NewsProtecting Paradise


Cape Coral considering using bubbles to protect canals from blue green algae

Posted at 7:41 PM, Jun 08, 2021
and last updated 2021-06-08 19:41:38-04

CAPE CORAL — Using bubbles to block algae.

That’s the plan the City of Cape Coral is considering investing in to protect several of its canals, but it’s not cheap. The technology costs from $50,000 to $75,000 per canal, so the City has to be strategic about where to use it.

Mayor John Gunter remembers how bad the algae got just three years ago.

“I had first-hand experience, because the blue green algae was right behind my house," said Gunter.

That’s what the bubble curtains would try to prevent. The City first tested the technology in the Mandolin Canal back in 2018.

"It creates little bubbles, floats to the surface, and then creates like a curtain or a wall of air in the water and at the surface that kind of deflects any type of algae," said Assistant Public Works Director Michael Ilcyszyn.

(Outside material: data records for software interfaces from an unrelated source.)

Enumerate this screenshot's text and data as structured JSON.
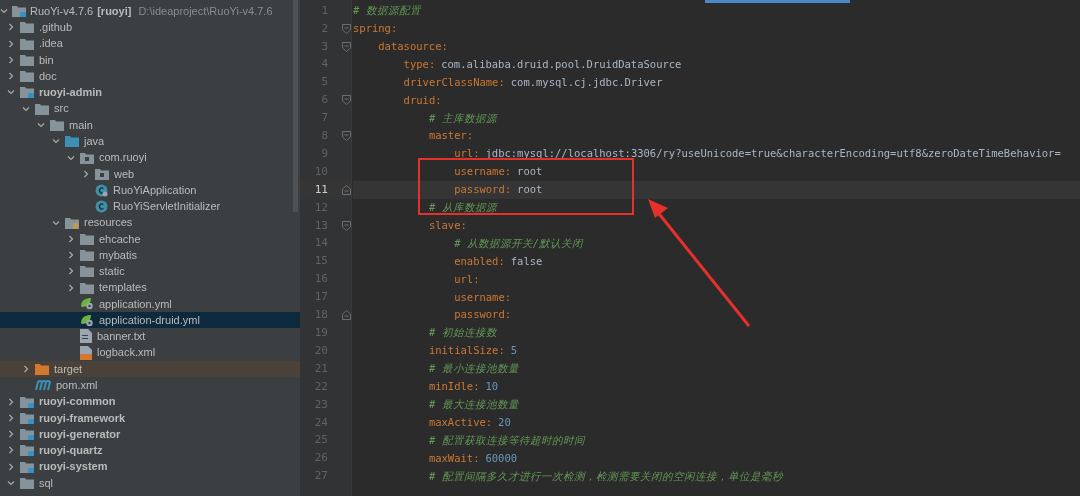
{
  "project_tree": {
    "root": {
      "name": "RuoYi-v4.7.6",
      "tag": "[ruoyi]",
      "path": "D:\\ideaproject\\RuoYi-v4.7.6",
      "expanded": true,
      "selected": false
    },
    "items": [
      {
        "name": ".github",
        "kind": "folder",
        "expanded": false,
        "selected": false
      },
      {
        "name": ".idea",
        "kind": "folder",
        "expanded": false,
        "selected": false
      },
      {
        "name": "bin",
        "kind": "folder",
        "expanded": false,
        "selected": false
      },
      {
        "name": "doc",
        "kind": "folder",
        "expanded": false,
        "selected": false
      },
      {
        "name": "ruoyi-admin",
        "kind": "module",
        "expanded": true,
        "selected": false,
        "children": [
          {
            "name": "src",
            "kind": "folder",
            "expanded": true,
            "selected": false,
            "children": [
              {
                "name": "main",
                "kind": "folder",
                "expanded": true,
                "selected": false,
                "children": [
                  {
                    "name": "java",
                    "kind": "source",
                    "expanded": true,
                    "selected": false,
                    "children": [
                      {
                        "name": "com.ruoyi",
                        "kind": "package",
                        "expanded": true,
                        "selected": false,
                        "children": [
                          {
                            "name": "web",
                            "kind": "package",
                            "expanded": false,
                            "selected": false
                          },
                          {
                            "name": "RuoYiApplication",
                            "kind": "app-class",
                            "selected": false
                          },
                          {
                            "name": "RuoYiServletInitializer",
                            "kind": "class",
                            "selected": false
                          }
                        ]
                      }
                    ]
                  },
                  {
                    "name": "resources",
                    "kind": "resources",
                    "expanded": true,
                    "selected": false,
                    "children": [
                      {
                        "name": "ehcache",
                        "kind": "folder",
                        "expanded": false,
                        "selected": false
                      },
                      {
                        "name": "mybatis",
                        "kind": "folder",
                        "expanded": false,
                        "selected": false
                      },
                      {
                        "name": "static",
                        "kind": "folder",
                        "expanded": false,
                        "selected": false
                      },
                      {
                        "name": "templates",
                        "kind": "folder",
                        "expanded": false,
                        "selected": false
                      },
                      {
                        "name": "application.yml",
                        "kind": "yml",
                        "selected": false
                      },
                      {
                        "name": "application-druid.yml",
                        "kind": "yml",
                        "selected": true
                      },
                      {
                        "name": "banner.txt",
                        "kind": "txt",
                        "selected": false
                      },
                      {
                        "name": "logback.xml",
                        "kind": "xml",
                        "selected": false
                      }
                    ]
                  }
                ]
              }
            ]
          },
          {
            "name": "target",
            "kind": "excluded",
            "expanded": false,
            "selected": false
          },
          {
            "name": "pom.xml",
            "kind": "maven",
            "selected": false
          }
        ]
      },
      {
        "name": "ruoyi-common",
        "kind": "module",
        "expanded": false,
        "selected": false
      },
      {
        "name": "ruoyi-framework",
        "kind": "module",
        "expanded": false,
        "selected": false
      },
      {
        "name": "ruoyi-generator",
        "kind": "module",
        "expanded": false,
        "selected": false
      },
      {
        "name": "ruoyi-quartz",
        "kind": "module",
        "expanded": false,
        "selected": false
      },
      {
        "name": "ruoyi-system",
        "kind": "module",
        "expanded": false,
        "selected": false
      },
      {
        "name": "sql",
        "kind": "folder",
        "expanded": true,
        "selected": false
      }
    ]
  },
  "editor": {
    "lines": [
      {
        "number": "1",
        "comment": "# 数据源配置",
        "current": false
      },
      {
        "number": "2",
        "key": "spring:",
        "current": false,
        "children": [
          {
            "number": "3",
            "key": "datasource:",
            "current": false,
            "children": [
              {
                "number": "4",
                "key": "type:",
                "value": {
                  "text": "com.alibaba.druid.pool.DruidDataSource",
                  "kind": "plain"
                },
                "current": false
              },
              {
                "number": "5",
                "key": "driverClassName:",
                "value": {
                  "text": "com.mysql.cj.jdbc.Driver",
                  "kind": "plain"
                },
                "current": false
              },
              {
                "number": "6",
                "key": "druid:",
                "current": false,
                "children": [
                  {
                    "number": "7",
                    "comment": "# 主库数据源",
                    "current": false
                  },
                  {
                    "number": "8",
                    "key": "master:",
                    "current": false,
                    "children": [
                      {
                        "number": "9",
                        "key": "url:",
                        "value": {
                          "text": "jdbc:mysql://localhost:3306/ry?useUnicode=true&characterEncoding=utf8&zeroDateTimeBehavior=",
                          "kind": "plain"
                        },
                        "current": false
                      },
                      {
                        "number": "10",
                        "key": "username:",
                        "value": {
                          "text": "root",
                          "kind": "plain"
                        },
                        "current": false
                      },
                      {
                        "number": "11",
                        "key": "password:",
                        "value": {
                          "text": "root",
                          "kind": "plain"
                        },
                        "current": true
                      }
                    ]
                  },
                  {
                    "number": "12",
                    "comment": "# 从库数据源",
                    "current": false
                  },
                  {
                    "number": "13",
                    "key": "slave:",
                    "current": false,
                    "children": [
                      {
                        "number": "14",
                        "comment": "# 从数据源开关/默认关闭",
                        "current": false
                      },
                      {
                        "number": "15",
                        "key": "enabled:",
                        "value": {
                          "text": "false",
                          "kind": "plain"
                        },
                        "current": false
                      },
                      {
                        "number": "16",
                        "key": "url:",
                        "current": false
                      },
                      {
                        "number": "17",
                        "key": "username:",
                        "current": false
                      },
                      {
                        "number": "18",
                        "key": "password:",
                        "current": false
                      }
                    ]
                  },
                  {
                    "number": "19",
                    "comment": "# 初始连接数",
                    "current": false
                  },
                  {
                    "number": "20",
                    "key": "initialSize:",
                    "value": {
                      "text": "5",
                      "kind": "number"
                    },
                    "current": false
                  },
                  {
                    "number": "21",
                    "comment": "# 最小连接池数量",
                    "current": false
                  },
                  {
                    "number": "22",
                    "key": "minIdle:",
                    "value": {
                      "text": "10",
                      "kind": "number"
                    },
                    "current": false
                  },
                  {
                    "number": "23",
                    "comment": "# 最大连接池数量",
                    "current": false
                  },
                  {
                    "number": "24",
                    "key": "maxActive:",
                    "value": {
                      "text": "20",
                      "kind": "number"
                    },
                    "current": false
                  },
                  {
                    "number": "25",
                    "comment": "# 配置获取连接等待超时的时间",
                    "current": false
                  },
                  {
                    "number": "26",
                    "key": "maxWait:",
                    "value": {
                      "text": "60000",
                      "kind": "number"
                    },
                    "current": false
                  },
                  {
                    "number": "27",
                    "comment": "# 配置间隔多久才进行一次检测，检测需要关闭的空闲连接，单位是毫秒",
                    "current": false
                  }
                ]
              }
            ]
          }
        ]
      }
    ]
  }
}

Ilcyszyn said, at the very least, City staff are recommending putting those bubble curtains at the mouth of three major canals.

“At least deploy bubble curtains on those three, because it has the greatest impact to the residents," said Ilcyszyn.

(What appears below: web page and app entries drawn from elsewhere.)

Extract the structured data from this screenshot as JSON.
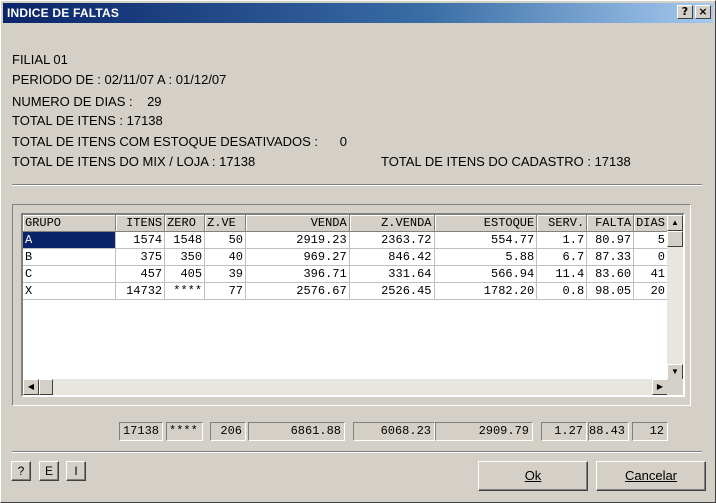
{
  "window": {
    "title": "INDICE DE FALTAS",
    "help_button": "?",
    "close_button": "×"
  },
  "info": {
    "filial": "FILIAL 01",
    "periodo": "PERIODO DE : 02/11/07 A : 01/12/07",
    "numero_dias": "NUMERO DE DIAS :    29",
    "total_itens": "TOTAL DE ITENS : 17138",
    "total_desativados": "TOTAL DE ITENS COM ESTOQUE DESATIVADOS :      0",
    "total_mix": "TOTAL DE ITENS DO MIX / LOJA : 17138",
    "total_cadastro": "TOTAL DE ITENS DO CADASTRO : 17138"
  },
  "grid": {
    "columns": [
      "GRUPO",
      "ITENS",
      "ZERO",
      "Z.VE",
      "VENDA",
      "Z.VENDA",
      "ESTOQUE",
      "SERV.",
      "FALTA",
      "DIAS"
    ],
    "rows": [
      [
        "A",
        "1574",
        "1548",
        "50",
        "2919.23",
        "2363.72",
        "554.77",
        "1.7",
        "80.97",
        "5"
      ],
      [
        "B",
        "375",
        "350",
        "40",
        "969.27",
        "846.42",
        "5.88",
        "6.7",
        "87.33",
        "0"
      ],
      [
        "C",
        "457",
        "405",
        "39",
        "396.71",
        "331.64",
        "566.94",
        "11.4",
        "83.60",
        "41"
      ],
      [
        "X",
        "14732",
        "****",
        "77",
        "2576.67",
        "2526.45",
        "1782.20",
        "0.8",
        "98.05",
        "20"
      ]
    ],
    "selected_row": 0
  },
  "totals": {
    "itens": "17138",
    "zero": "****",
    "zve": "206",
    "venda": "6861.88",
    "zvenda": "6068.23",
    "estoque": "2909.79",
    "serv": "1.27",
    "falta": "88.43",
    "dias": "12"
  },
  "buttons": {
    "help": "?",
    "e": "E",
    "i": "I",
    "ok": "Ok",
    "cancel": "Cancelar"
  },
  "colors": {
    "title_bar": "#0a246a",
    "face": "#d4d0c8",
    "selection": "#0a246a"
  }
}
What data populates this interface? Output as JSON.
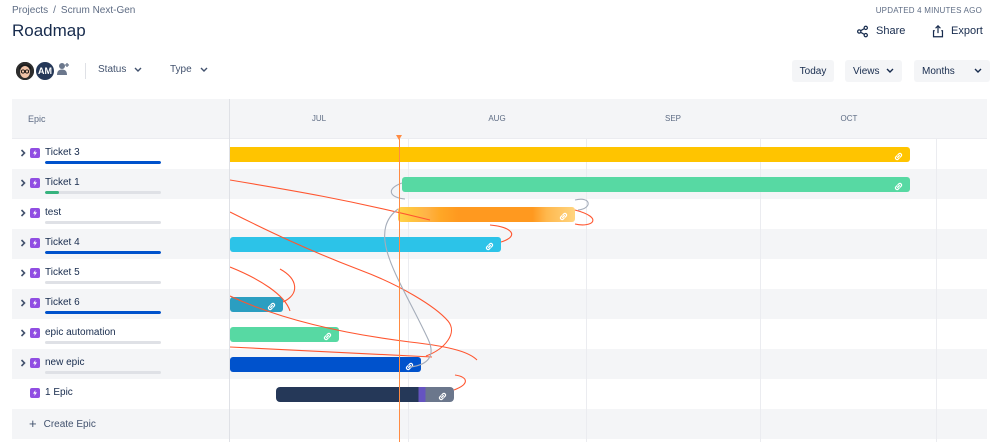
{
  "breadcrumb": {
    "projects": "Projects",
    "separator": "/",
    "project": "Scrum Next-Gen"
  },
  "page_title": "Roadmap",
  "updated": "UPDATED 4 MINUTES AGO",
  "actions": {
    "share": "Share",
    "export": "Export"
  },
  "avatars": {
    "second_initials": "AM"
  },
  "filters": {
    "status": "Status",
    "type": "Type"
  },
  "view_controls": {
    "today": "Today",
    "views": "Views",
    "months": "Months"
  },
  "table": {
    "epic_header": "Epic",
    "create_epic": "Create Epic"
  },
  "months": [
    "JUL",
    "AUG",
    "SEP",
    "OCT"
  ],
  "epics": [
    {
      "label": "Ticket 3",
      "progress": 1.0,
      "progress_color": "#0052cc",
      "bar_color": "#ffc400",
      "expandable": true
    },
    {
      "label": "Ticket 1",
      "progress": 0.12,
      "progress_color": "#36b37e",
      "bar_color": "#57d9a3",
      "expandable": true
    },
    {
      "label": "test",
      "progress": 0.0,
      "progress_color": "#0052cc",
      "bar_color": "#ff991f",
      "expandable": true
    },
    {
      "label": "Ticket 4",
      "progress": 1.0,
      "progress_color": "#0052cc",
      "bar_color": "#2cc3e8",
      "expandable": true
    },
    {
      "label": "Ticket 5",
      "progress": 0.0,
      "progress_color": "#0052cc",
      "bar_color": "",
      "expandable": true
    },
    {
      "label": "Ticket 6",
      "progress": 1.0,
      "progress_color": "#0052cc",
      "bar_color": "#2b9ec1",
      "expandable": true
    },
    {
      "label": "epic automation",
      "progress": 0.0,
      "progress_color": "#0052cc",
      "bar_color": "#57d9a3",
      "expandable": true
    },
    {
      "label": "new epic",
      "progress": 0.0,
      "progress_color": "#0052cc",
      "bar_color": "#0052cc",
      "expandable": true
    },
    {
      "label": "1 Epic",
      "progress": null,
      "progress_color": "",
      "bar_color": "#253858",
      "expandable": false
    }
  ],
  "colors": {
    "dependency_line": "#ff5630",
    "today_line": "#ff8b42",
    "epic_icon": "#904ee2"
  }
}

But to be more protected, the City is asking Council members to approve spending around $750,000 to protect all 10 canals in the City’s most vulnerable area. Gunter thinks it’s something his fellow Council members will strongly consider.

“I would think that Council would probably lean more towards being proactive than reactive," said Gunter.

Gunter said it’s proactive, because the bubble curtains last for several years. They aren’t a perfect solution, but Gunter said, it might be the best one the City has right now.

"If we can mitigate it 50 percent, it’s going to be much better than what we experienced in 2018," said Gunter.

Cape Coral City Council is holding a special meeting Wednesday afternoon at 3:00 at City Hall. Council members will be hearing more information from staff about the exact price tag, and they’ll be casting votes on how many of these curtains they think are necessary.